■ GIVEN DATA ■

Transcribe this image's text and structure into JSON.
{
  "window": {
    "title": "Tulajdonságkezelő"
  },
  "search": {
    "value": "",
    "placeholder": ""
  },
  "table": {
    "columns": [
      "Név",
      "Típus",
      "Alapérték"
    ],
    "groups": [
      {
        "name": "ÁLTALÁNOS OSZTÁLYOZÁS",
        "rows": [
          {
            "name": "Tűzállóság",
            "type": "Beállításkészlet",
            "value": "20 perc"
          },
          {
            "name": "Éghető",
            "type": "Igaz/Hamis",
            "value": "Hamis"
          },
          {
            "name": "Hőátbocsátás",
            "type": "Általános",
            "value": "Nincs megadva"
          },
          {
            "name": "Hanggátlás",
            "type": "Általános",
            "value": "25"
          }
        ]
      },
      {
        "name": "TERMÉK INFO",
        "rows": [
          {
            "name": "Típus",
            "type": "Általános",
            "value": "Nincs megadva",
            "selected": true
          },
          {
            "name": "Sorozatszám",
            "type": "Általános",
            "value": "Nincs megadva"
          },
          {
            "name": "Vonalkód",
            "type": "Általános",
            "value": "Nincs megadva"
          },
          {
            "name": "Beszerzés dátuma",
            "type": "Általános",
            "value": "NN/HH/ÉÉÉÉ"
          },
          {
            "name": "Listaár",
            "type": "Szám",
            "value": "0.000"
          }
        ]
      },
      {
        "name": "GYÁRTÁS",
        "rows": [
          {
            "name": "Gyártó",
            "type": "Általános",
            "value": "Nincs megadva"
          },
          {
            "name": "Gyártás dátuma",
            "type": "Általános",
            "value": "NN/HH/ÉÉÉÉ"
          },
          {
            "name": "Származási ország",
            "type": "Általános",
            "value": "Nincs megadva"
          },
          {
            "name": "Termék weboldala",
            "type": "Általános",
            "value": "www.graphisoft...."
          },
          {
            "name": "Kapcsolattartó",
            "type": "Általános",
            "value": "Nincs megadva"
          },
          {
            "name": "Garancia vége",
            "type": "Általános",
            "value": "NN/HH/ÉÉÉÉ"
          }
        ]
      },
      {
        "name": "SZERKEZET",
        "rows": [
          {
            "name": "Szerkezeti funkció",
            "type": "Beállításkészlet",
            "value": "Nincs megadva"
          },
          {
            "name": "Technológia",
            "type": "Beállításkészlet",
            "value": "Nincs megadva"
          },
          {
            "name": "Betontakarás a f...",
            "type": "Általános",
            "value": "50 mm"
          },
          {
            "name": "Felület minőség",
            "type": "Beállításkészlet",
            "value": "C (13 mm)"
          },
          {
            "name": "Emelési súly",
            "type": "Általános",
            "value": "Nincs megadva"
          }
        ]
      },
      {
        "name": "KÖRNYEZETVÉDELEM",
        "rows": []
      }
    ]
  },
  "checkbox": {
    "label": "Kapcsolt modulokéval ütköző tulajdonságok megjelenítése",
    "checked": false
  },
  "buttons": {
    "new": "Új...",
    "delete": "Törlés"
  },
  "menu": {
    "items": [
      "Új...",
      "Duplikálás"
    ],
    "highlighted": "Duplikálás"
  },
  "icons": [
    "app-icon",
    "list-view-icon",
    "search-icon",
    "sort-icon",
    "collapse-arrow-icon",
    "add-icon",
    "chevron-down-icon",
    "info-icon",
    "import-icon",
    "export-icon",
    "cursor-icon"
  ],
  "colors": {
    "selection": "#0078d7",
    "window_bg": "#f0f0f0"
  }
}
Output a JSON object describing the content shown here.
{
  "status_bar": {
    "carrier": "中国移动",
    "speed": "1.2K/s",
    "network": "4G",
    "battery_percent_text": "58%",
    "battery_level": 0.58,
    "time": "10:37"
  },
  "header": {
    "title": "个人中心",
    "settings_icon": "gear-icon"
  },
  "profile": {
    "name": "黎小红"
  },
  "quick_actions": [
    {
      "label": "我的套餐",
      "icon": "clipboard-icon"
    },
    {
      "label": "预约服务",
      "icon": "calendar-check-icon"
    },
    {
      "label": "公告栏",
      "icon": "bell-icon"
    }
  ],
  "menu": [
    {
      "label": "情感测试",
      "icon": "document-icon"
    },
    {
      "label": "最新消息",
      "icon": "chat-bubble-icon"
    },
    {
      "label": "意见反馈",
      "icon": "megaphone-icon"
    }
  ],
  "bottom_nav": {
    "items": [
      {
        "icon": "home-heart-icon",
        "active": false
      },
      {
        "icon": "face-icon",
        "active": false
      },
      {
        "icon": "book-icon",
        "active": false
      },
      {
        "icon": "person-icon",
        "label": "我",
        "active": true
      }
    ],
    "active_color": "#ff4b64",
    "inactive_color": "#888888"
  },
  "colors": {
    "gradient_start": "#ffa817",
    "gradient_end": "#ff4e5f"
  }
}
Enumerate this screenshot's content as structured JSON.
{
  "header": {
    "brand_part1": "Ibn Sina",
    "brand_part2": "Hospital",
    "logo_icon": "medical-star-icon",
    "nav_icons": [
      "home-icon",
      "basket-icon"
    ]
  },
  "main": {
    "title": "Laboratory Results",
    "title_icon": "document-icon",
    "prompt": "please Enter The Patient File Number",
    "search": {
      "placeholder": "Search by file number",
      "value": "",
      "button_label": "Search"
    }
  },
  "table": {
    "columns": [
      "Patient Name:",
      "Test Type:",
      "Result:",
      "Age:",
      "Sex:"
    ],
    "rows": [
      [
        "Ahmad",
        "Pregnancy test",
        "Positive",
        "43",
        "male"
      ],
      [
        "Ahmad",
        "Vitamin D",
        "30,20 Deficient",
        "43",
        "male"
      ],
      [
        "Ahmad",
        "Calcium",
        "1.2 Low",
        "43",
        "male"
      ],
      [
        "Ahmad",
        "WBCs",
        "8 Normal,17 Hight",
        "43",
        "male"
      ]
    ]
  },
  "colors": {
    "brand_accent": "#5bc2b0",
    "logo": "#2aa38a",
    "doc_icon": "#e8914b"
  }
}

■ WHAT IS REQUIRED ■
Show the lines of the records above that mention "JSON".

■ ANSWER FOR THIS EXERCISE ■
Transcribe this image's text and structure into JSON.
Output a JSON object describing the content shown here.
Enumerate this screenshot's content as structured JSON.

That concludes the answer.